Like the fall of the Berlin Wall in 1989, which was constructed by the German Democratic Republic that completely cut off (by land) West Berlin from surrounding East Germany – the work that was done to remove the Iron Curtain wasn’t the end, it was the beginning of the real work. Discussions immediately began for an emergency merger of the German government and economies. On May 19, 1990, the two German states signed a treaty agreeing on an economic and social union with the Deutsche Mark replacing the East German mark as the official currency of East Germany. Despite many challenges, the process of unification moved ahead and today Germany has a well-developed trade system which includes both import and export services and is rich in terms of skillful, talented and educated employers, which helped the German economy to become pioneers in manufacturing industries over other countries in the world (i.e. machinery, vehicle, electronics, chemicals, etc.).
Over the past 50 years, the Black community has become sissified because of very minor gains. The turbulent 60s, which included the civil rights movement led by Dr. Martin Luther King Jr., wasn’t the end – it was the beginning of the real work to be done. The movement produced some gains but nothing enough to really address the alarming disparities that Black people face as a result of where we started in America. Did we think we were going to reverse issues that took hundreds of years to develop in one decade? The 60s produced landmark federal legislation but the struggle wasn’t over, instead it was just the beginning. America has grown up a little, but not much. No longer is open racism acceptable, but racism is still alive and well, engrained in all of America’s systems.
Where is the fight today and who is waging it? Yes, racial bigotry and prejudices have been challenged openly, but massive levels of bias remain; discrimination is rampant, and racism is alive (powerful people are able to implement their racist views). Today, with nearly 50 years of social inactivity our community is asleep. This is why our challenges are growing and not diminishing. We continue to be damaged by inferior housing, inferior education, inferior food, and inferior thinking. Our inferior thinking is tied to a fundamental belief that someone else is going to do for us (especially those who have amassed a fortune from our conditions) what we must do for ourselves. Why is it that every fight Blacks have fought for freedom and civil rights in the country has been absolutely rejected and defended against by the white establishment? Not one gain that we’ve achieved in this country was a gift; all of them were hard fought wins. During those struggles, we lost time, wealth, dignity, and many times our lives for these very basic gains. Even today, instead of achieving more, many of our previous gains are being rolled back. Our disconnection from our past, our inability to understand Dr. King’s dream (vision); and our inability to dream has significantly contributed to our hopelessness and collective paralysis. As a group, we’ve taken our eyes off the prize, especially the most educated and successful amongst us who, in their efforts to be accepted, have been assimilated.

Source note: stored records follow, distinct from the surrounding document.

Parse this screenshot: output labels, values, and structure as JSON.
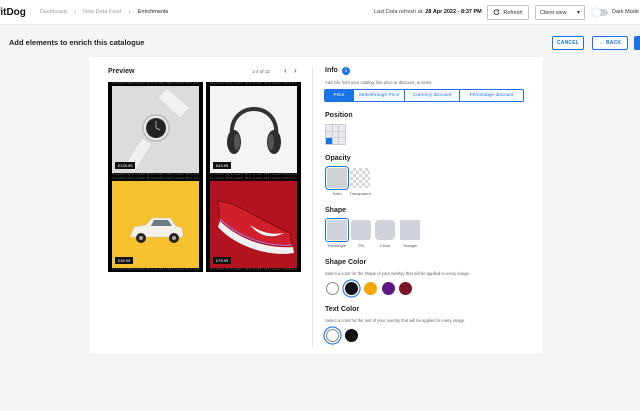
{
  "app": {
    "logo": "fitDog"
  },
  "breadcrumb": {
    "items": [
      "Dashboard",
      "New Data Feed",
      "Enrichments"
    ]
  },
  "topbar": {
    "refresh_prefix": "Last Data refresh at:",
    "refresh_time": "28 Apr 2022 - 8:37 PM",
    "refresh_label": "Refresh",
    "view_select": "Client view",
    "dark_mode_label": "Dark Mode"
  },
  "header": {
    "title": "Add elements to enrich this catalogue",
    "cancel_label": "CANCEL",
    "back_label": "BACK"
  },
  "preview": {
    "title": "Preview",
    "pager": "1-4 of 12",
    "strip_text": "PETS CLASSY PETS CLASSY PETS CLASSY PETS CLASSY PETS CLASSY PETS CLASSY",
    "tiles": [
      {
        "subject": "watch",
        "price": "£129.99"
      },
      {
        "subject": "headphones",
        "price": "£44.99"
      },
      {
        "subject": "car",
        "price": "£39.99"
      },
      {
        "subject": "sneaker",
        "price": "£79.99"
      }
    ]
  },
  "info": {
    "title": "Info",
    "description": "Add info from your catalog, like price or discount, to items",
    "tabs": [
      "Price",
      "Strikethrough Price",
      "Currency discount",
      "Percentage discount"
    ],
    "active_tab": "Price"
  },
  "position": {
    "title": "Position",
    "selected_cell": "bottom-left"
  },
  "opacity": {
    "title": "Opacity",
    "options": [
      "Solid",
      "Transparent"
    ],
    "selected": "Solid"
  },
  "shape": {
    "title": "Shape",
    "options": [
      "Rectangle",
      "Pill",
      "Circle",
      "Triangle"
    ],
    "selected": "Rectangle"
  },
  "shape_color": {
    "title": "Shape Color",
    "description": "Select a color for the shape of your overlay that will be applied to every image.",
    "colors": [
      "#ffffff",
      "#111111",
      "#f6a607",
      "#5b1a86",
      "#7a1625"
    ],
    "selected": "#111111"
  },
  "text_color": {
    "title": "Text Color",
    "description": "Select a color for the text of your overlay that will be applied to every image.",
    "colors": [
      "#ffffff",
      "#111111"
    ],
    "selected": "#ffffff"
  },
  "accent": "#1a73e8"
}
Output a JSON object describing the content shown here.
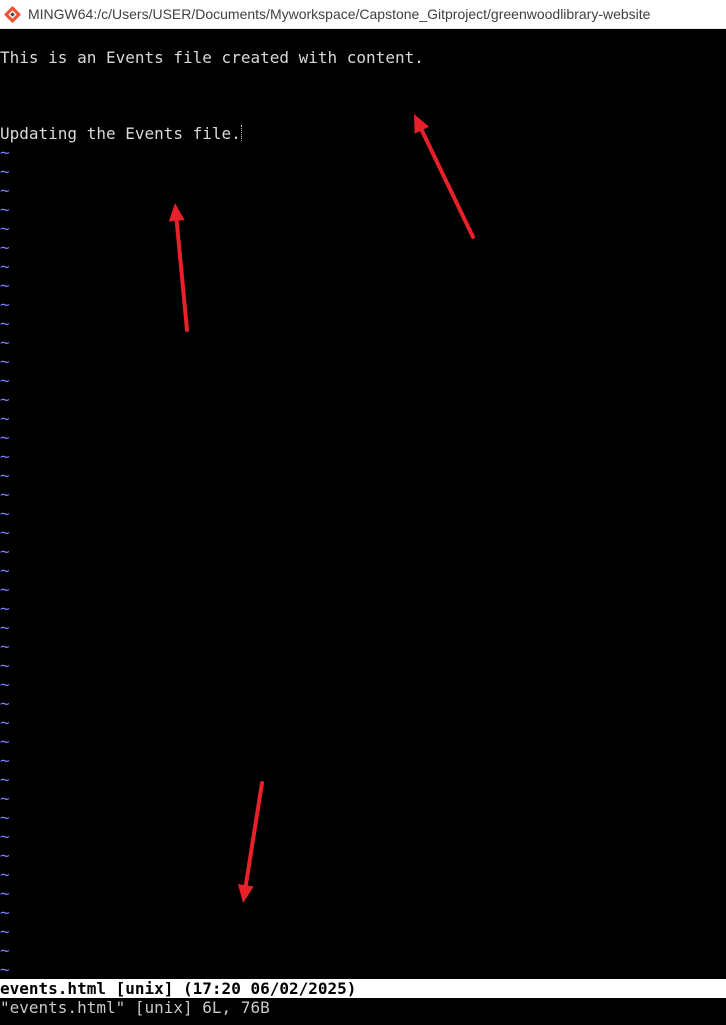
{
  "window": {
    "title": "MINGW64:/c/Users/USER/Documents/Myworkspace/Capstone_Gitproject/greenwoodlibrary-website",
    "icon": "git-bash-icon"
  },
  "editor": {
    "lines": [
      "This is an Events file created with content.",
      "",
      "",
      "Updating the Events file."
    ],
    "empty_line_marker": "~",
    "empty_line_marker_color": "#7f7fff",
    "text_color": "#d9d9d9"
  },
  "status": {
    "file_info": "events.html [unix] (17:20 06/02/2025)",
    "message": "\"events.html\" [unix] 6L, 76B"
  },
  "annotations": {
    "arrow_color": "#e8202a"
  }
}
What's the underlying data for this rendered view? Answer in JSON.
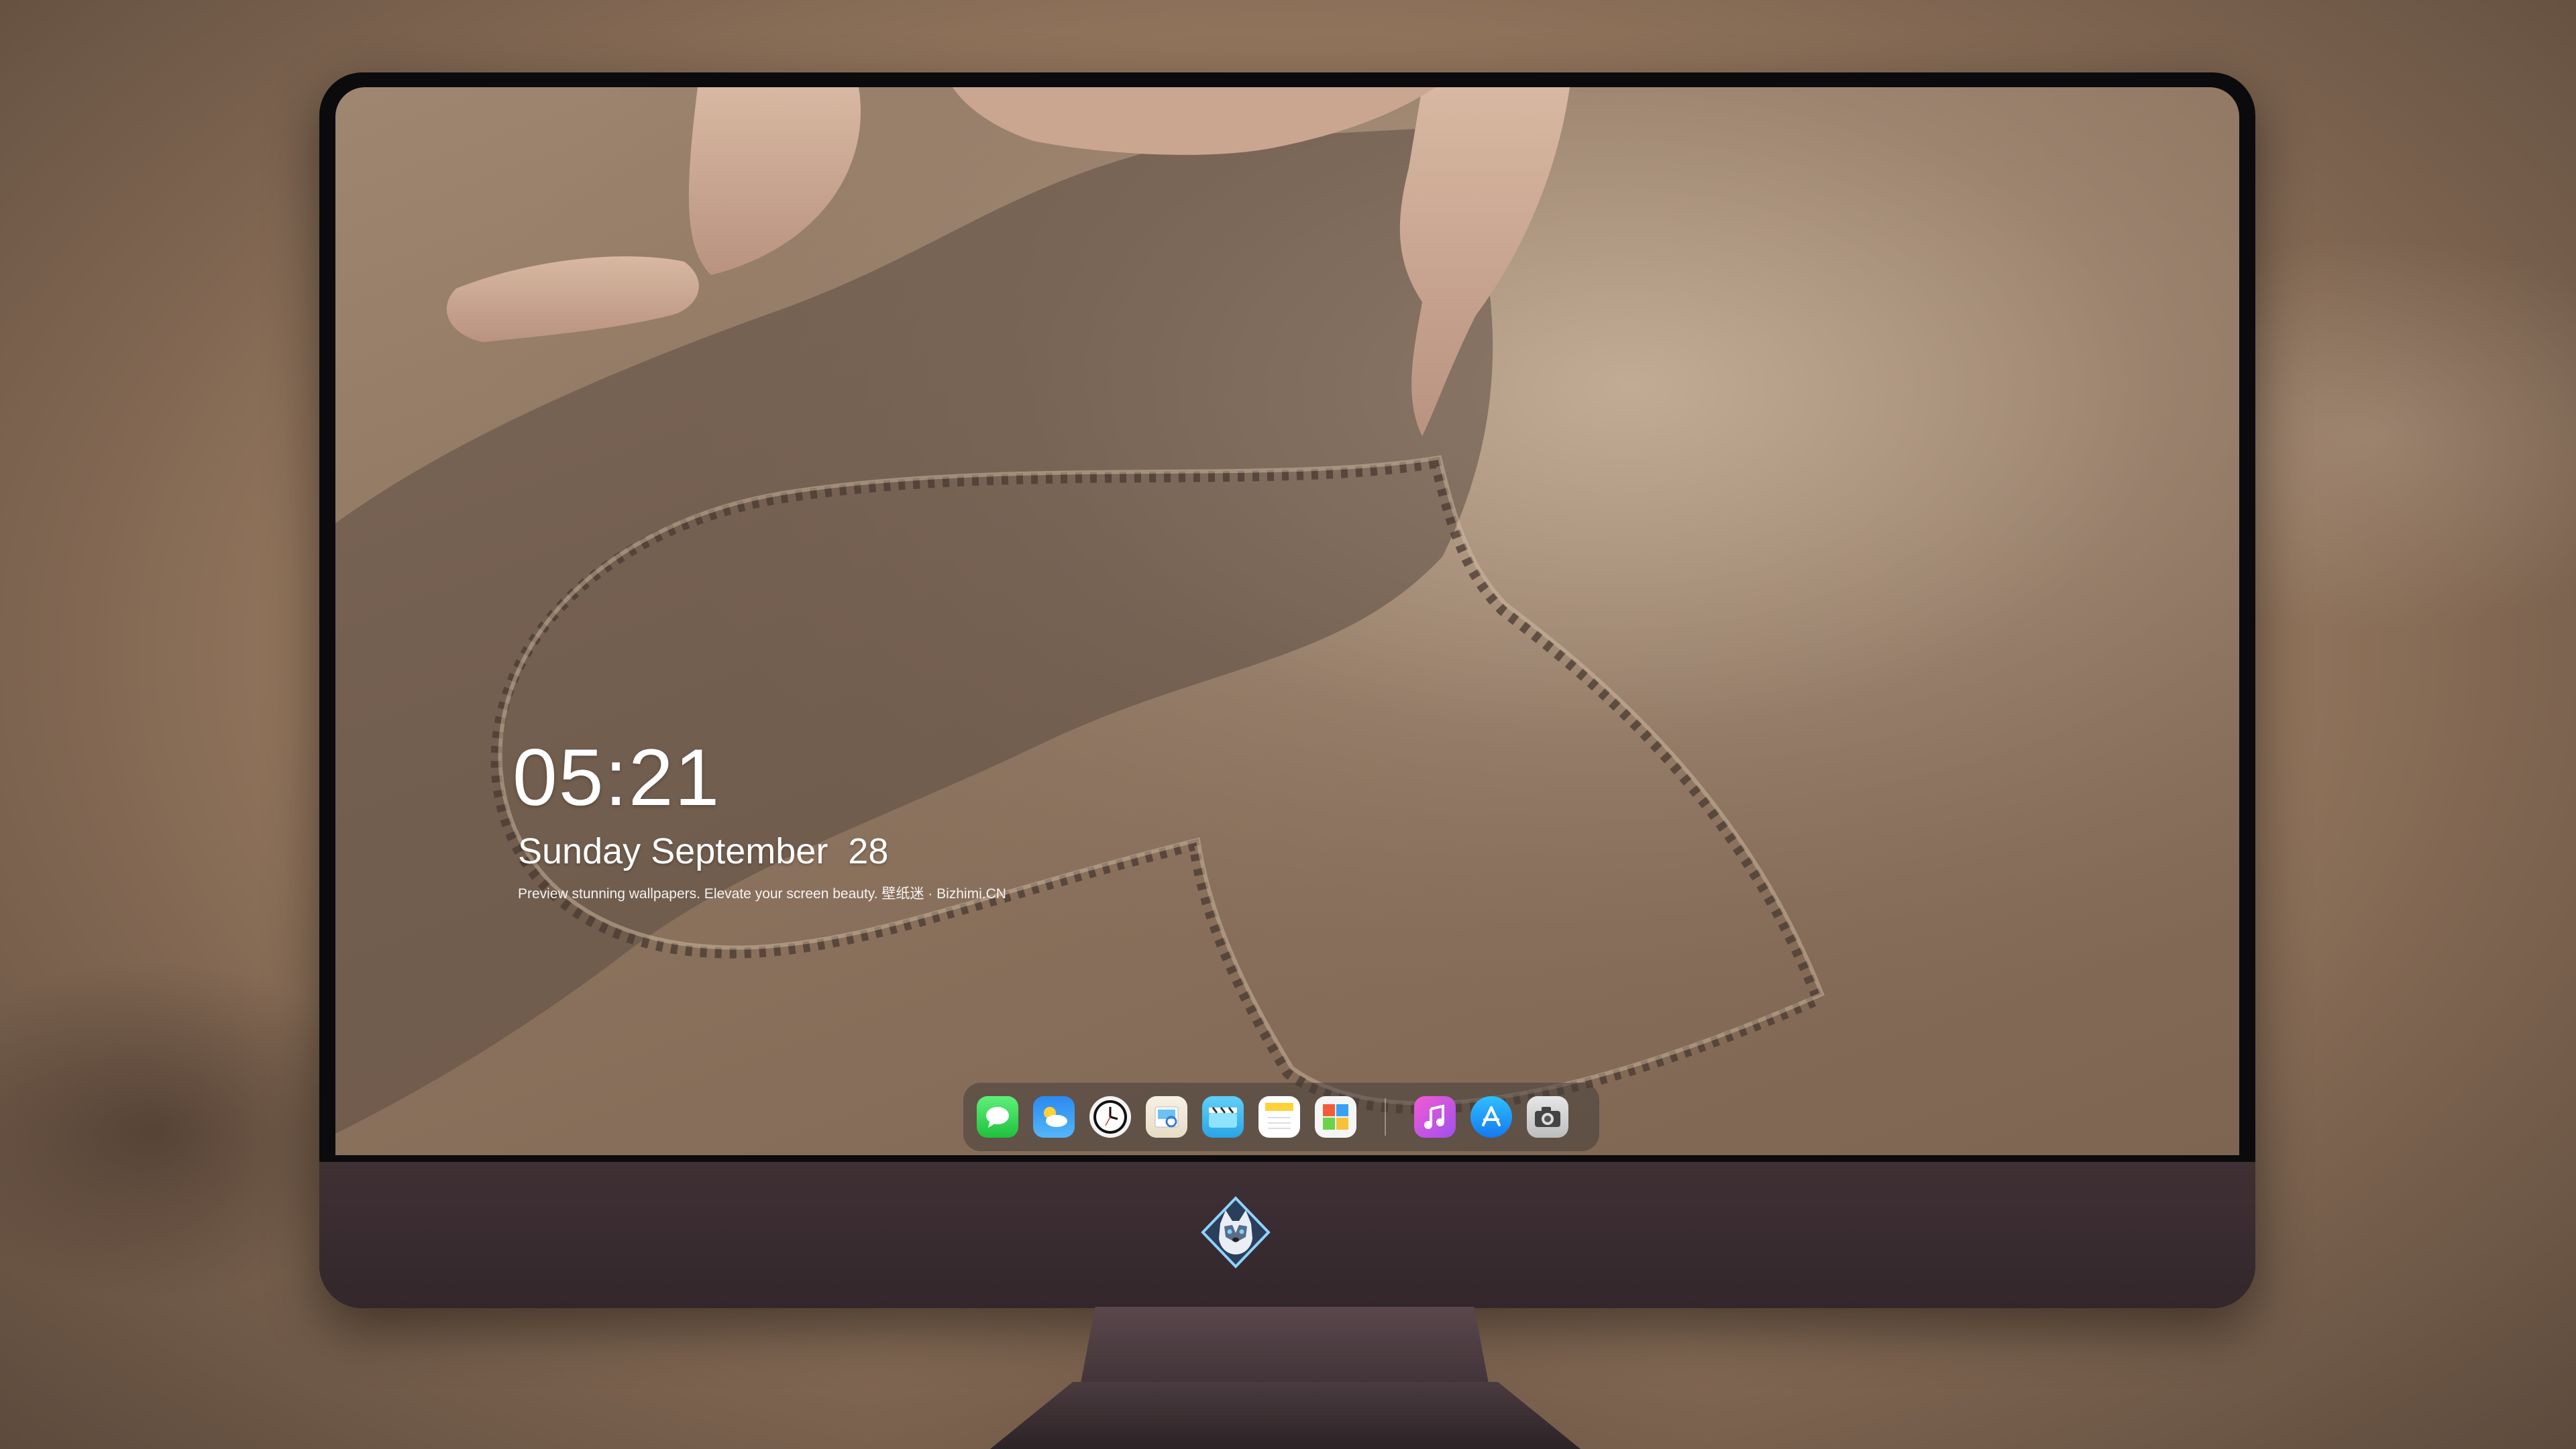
{
  "lockscreen": {
    "time": "05:21",
    "date": "Sunday September  28",
    "tagline": "Preview stunning wallpapers. Elevate your screen beauty. 壁纸迷 · Bizhimi.CN"
  },
  "dock": {
    "apps": [
      {
        "icon": "messages-icon"
      },
      {
        "icon": "weather-icon"
      },
      {
        "icon": "clock-icon"
      },
      {
        "icon": "preview-icon"
      },
      {
        "icon": "clips-icon"
      },
      {
        "icon": "notes-icon"
      },
      {
        "icon": "photo-booth-icon"
      },
      {
        "icon": "itunes-icon"
      },
      {
        "icon": "app-store-icon"
      },
      {
        "icon": "camera-icon"
      }
    ]
  },
  "monitor": {
    "logo": "husky-mascot-logo"
  }
}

Rahim Islam is a National Speaker and Writer, Convener of Philadelphia Community of Leaders, and President/CEO of Universal Companies, a community development and education management company headquartered in Philadelphia, PA. Follow Rahim Islam on Facebook (Rahim Islam) and Twitter (@RahimIslamUC).